The law requires creditors to respond to fraud alerts, but there is no penalty if they don’t, Frank said. That’s why it’s important to be vigilant about checking your credit report for suspicious activity every few months.

Order the reports directly from the bureau. Doing so from third parties—for example, through a lender or a service like—can lower your credit score.

If you live in California, Texas, Vermont or Louisiana, you also are allowed to put a freeze on your credit report—meaning that no one can view it unless you give them a password to access it, Frank said.

Consider signing up for a credit monitoring service. Your employer may offer to pay for this service with the credit bureaus for a period of time.

The service will alert you when there have been major changes in any of your credit reports and may include free access to your credit reports for a period of time.

What it won’t do is protect your identity, Gordon said. That is, you will be alerted to changes on your report, but it won’t prevent those changes.

What’s more, she said, if you’re thinking of signing up for the service on your company’s dime, you may be signing away your rights to a class-action lawsuit. So first inquire whether you can sign up without signing away your rights.

Tell your beneficiaries. If the lost or stolen employee data were used primarily for human resource issues—e.g., compensation, benefits and retirement planning—it’s likely the Social Security numbers of the beneficiaries on your 401(k) account or life insurance policy might be compromised as well.

Alert those beneficiaries about the breach and suggest they follow the same steps you’re taking.

Change your bank account numbers. If you use direct deposit and the data stolen had to do with compensation issues, you might want to change your bank account numbers.

When changing your account, make sure you use a password and Personal Identification Number (PIN) that is not your mother’s maiden name, your birth date, your Social Security number or any part of it, or any other easily guessed code.

Once your account is changed, you should receive a new ATM or debit card as well as new checks. (Gordon recommends shredding your old checks.)

Also, be sure to alert any company whose bills you pay directly from your bank account about the change in account numbers.

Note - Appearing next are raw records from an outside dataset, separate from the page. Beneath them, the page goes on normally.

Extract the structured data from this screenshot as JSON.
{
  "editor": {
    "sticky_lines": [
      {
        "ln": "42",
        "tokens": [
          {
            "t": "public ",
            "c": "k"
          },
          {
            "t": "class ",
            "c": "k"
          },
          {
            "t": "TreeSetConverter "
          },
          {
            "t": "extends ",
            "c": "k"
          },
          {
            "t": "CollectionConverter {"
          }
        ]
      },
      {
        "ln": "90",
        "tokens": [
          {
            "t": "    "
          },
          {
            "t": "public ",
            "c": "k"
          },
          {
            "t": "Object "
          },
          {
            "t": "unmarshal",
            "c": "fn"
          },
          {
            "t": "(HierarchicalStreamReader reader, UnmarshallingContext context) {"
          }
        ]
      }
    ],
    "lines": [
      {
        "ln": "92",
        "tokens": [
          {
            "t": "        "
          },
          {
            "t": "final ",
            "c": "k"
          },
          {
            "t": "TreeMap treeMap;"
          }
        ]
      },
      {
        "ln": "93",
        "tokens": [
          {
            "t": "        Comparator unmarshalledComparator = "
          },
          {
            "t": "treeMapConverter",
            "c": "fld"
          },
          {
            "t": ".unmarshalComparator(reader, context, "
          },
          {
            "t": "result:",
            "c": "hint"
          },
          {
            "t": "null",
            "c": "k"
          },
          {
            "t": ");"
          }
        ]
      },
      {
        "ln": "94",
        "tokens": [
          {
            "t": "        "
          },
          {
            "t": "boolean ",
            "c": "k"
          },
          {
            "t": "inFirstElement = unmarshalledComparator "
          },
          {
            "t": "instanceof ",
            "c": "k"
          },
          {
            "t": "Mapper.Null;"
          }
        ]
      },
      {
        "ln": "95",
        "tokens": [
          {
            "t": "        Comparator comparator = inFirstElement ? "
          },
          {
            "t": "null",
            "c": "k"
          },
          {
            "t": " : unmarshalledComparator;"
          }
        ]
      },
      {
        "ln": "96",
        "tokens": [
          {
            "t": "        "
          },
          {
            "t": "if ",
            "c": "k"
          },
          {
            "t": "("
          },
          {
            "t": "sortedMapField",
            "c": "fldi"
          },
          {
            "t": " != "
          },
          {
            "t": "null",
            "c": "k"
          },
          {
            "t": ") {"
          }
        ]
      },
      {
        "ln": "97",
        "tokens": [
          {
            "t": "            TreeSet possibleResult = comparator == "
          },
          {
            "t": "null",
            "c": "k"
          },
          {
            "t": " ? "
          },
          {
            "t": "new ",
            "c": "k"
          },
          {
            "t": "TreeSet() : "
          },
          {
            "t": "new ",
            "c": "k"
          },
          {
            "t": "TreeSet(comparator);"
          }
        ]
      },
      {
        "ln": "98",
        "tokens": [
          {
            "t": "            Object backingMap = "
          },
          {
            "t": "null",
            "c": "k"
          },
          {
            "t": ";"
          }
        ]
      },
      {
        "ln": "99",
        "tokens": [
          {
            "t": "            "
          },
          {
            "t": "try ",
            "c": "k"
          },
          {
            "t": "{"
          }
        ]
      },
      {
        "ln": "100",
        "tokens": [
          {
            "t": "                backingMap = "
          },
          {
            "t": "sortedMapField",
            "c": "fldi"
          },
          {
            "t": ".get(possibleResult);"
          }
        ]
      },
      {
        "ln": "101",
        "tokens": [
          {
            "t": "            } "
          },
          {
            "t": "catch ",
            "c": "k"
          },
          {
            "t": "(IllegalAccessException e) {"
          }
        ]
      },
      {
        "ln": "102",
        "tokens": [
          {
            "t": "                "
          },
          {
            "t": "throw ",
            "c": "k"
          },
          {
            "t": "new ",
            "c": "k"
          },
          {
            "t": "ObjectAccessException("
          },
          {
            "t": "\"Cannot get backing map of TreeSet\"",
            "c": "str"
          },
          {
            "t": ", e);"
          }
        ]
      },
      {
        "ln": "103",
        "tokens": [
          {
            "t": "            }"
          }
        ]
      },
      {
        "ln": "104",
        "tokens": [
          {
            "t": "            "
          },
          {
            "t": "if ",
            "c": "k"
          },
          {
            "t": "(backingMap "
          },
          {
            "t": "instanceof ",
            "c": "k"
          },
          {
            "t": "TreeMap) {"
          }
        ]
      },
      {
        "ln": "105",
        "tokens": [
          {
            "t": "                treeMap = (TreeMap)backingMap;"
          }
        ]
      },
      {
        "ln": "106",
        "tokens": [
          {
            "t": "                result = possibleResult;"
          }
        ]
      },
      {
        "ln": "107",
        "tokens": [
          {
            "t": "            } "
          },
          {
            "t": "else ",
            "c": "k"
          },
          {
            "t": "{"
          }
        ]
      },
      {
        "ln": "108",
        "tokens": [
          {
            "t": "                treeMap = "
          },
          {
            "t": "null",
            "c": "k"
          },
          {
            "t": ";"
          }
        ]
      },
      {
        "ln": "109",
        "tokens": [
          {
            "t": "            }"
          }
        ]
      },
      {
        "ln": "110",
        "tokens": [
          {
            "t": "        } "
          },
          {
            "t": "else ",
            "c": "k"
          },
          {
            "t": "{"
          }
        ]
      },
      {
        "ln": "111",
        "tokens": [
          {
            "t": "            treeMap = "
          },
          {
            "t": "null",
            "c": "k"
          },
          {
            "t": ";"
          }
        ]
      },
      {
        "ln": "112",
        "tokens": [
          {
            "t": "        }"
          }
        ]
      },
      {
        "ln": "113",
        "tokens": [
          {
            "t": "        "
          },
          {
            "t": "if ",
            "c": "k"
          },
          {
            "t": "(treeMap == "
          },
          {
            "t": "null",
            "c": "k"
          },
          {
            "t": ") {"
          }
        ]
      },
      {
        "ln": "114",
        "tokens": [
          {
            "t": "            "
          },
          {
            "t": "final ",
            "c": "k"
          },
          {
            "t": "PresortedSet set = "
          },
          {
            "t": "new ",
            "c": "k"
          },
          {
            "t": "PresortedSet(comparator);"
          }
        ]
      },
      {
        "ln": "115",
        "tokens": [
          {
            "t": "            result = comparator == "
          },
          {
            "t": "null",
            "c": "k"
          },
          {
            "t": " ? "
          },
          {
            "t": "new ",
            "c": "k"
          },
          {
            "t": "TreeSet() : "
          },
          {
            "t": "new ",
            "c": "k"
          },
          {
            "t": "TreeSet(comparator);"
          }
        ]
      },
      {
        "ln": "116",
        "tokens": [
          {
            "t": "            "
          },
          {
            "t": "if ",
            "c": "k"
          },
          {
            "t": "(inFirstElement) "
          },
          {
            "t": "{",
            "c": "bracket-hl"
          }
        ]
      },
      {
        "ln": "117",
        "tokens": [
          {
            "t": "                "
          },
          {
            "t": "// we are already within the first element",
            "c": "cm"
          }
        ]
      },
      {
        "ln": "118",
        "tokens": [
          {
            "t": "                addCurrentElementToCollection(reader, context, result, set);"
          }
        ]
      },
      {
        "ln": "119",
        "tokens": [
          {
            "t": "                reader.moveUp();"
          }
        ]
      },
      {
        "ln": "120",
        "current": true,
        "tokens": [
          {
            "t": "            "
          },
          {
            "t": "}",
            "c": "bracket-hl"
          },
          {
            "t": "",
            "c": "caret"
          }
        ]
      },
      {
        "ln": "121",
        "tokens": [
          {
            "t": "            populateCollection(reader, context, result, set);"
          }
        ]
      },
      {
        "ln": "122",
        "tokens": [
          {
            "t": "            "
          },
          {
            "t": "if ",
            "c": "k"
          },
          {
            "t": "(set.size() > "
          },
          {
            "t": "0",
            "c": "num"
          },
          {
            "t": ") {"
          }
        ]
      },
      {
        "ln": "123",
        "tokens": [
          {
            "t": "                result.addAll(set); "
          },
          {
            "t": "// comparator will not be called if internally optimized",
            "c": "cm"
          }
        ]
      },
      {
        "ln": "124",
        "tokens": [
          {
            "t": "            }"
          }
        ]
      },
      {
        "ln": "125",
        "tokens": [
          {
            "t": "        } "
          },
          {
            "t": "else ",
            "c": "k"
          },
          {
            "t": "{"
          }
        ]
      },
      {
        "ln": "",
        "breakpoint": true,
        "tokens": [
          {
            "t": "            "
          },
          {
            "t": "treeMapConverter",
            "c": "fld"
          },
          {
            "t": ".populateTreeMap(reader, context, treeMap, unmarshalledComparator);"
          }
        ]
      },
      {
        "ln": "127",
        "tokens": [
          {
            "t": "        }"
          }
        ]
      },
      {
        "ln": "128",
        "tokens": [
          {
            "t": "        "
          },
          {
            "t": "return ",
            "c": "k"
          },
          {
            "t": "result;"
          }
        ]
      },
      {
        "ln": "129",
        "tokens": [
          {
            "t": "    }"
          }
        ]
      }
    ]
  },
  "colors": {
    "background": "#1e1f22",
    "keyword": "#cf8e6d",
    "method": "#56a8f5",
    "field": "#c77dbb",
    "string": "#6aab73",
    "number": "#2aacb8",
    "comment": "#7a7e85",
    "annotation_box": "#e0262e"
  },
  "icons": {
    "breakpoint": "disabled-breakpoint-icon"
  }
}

Change identifiers on your 401(k), life insurance policy and stock-options brokerage account. Again, if it’s primarily HR data that have gone missing, anyone using that information may be able to access your 401(k) account, your life insurance policy or accounts holding your stock options. So it may be worth changing those account numbers and passwords as well.

If it’s not possible to change the insurance policy number, Gordon said, ask if it’s at least possible to password protect it.

Insist on identifiers other than your Social Security number. If your employer still uses your Social Security number as your identification number to grant you access to your own files on the company’s intranet, now is the time to request that they assign employees an identifier of randomly selected numbers instead.

The same goes for your health insurance policy.

Opt out of pre-approved credit offers. To put a stop to pre-approved offers for credit and insurance—the majority of which are generated by lenders using information from the major credit bureaus and consumer credit information provider Innovis—call the Automated Credit Reporting Industry (888-567-8688).

Monitor your accounts for any irregularities over the next few years. Even after taking these steps, you will want to keep a close eye on your accounts, Gordon said. Here are her recommendations:

Check your annual earnings statement from the Social Security Administration and make sure it squares with the money you’ve earned this year.

Check your 401(k) account periodically to make sure no one has cashed out or rolled over any of your balance.

Check any notices from the IRS that indicate you haven’t paid taxes on certain earnings, which may indicate someone is working under your Social Security number.

Check your credit report for any new loans (e.g., home, car, school) taken out in your name or new credit card accounts you didn’t open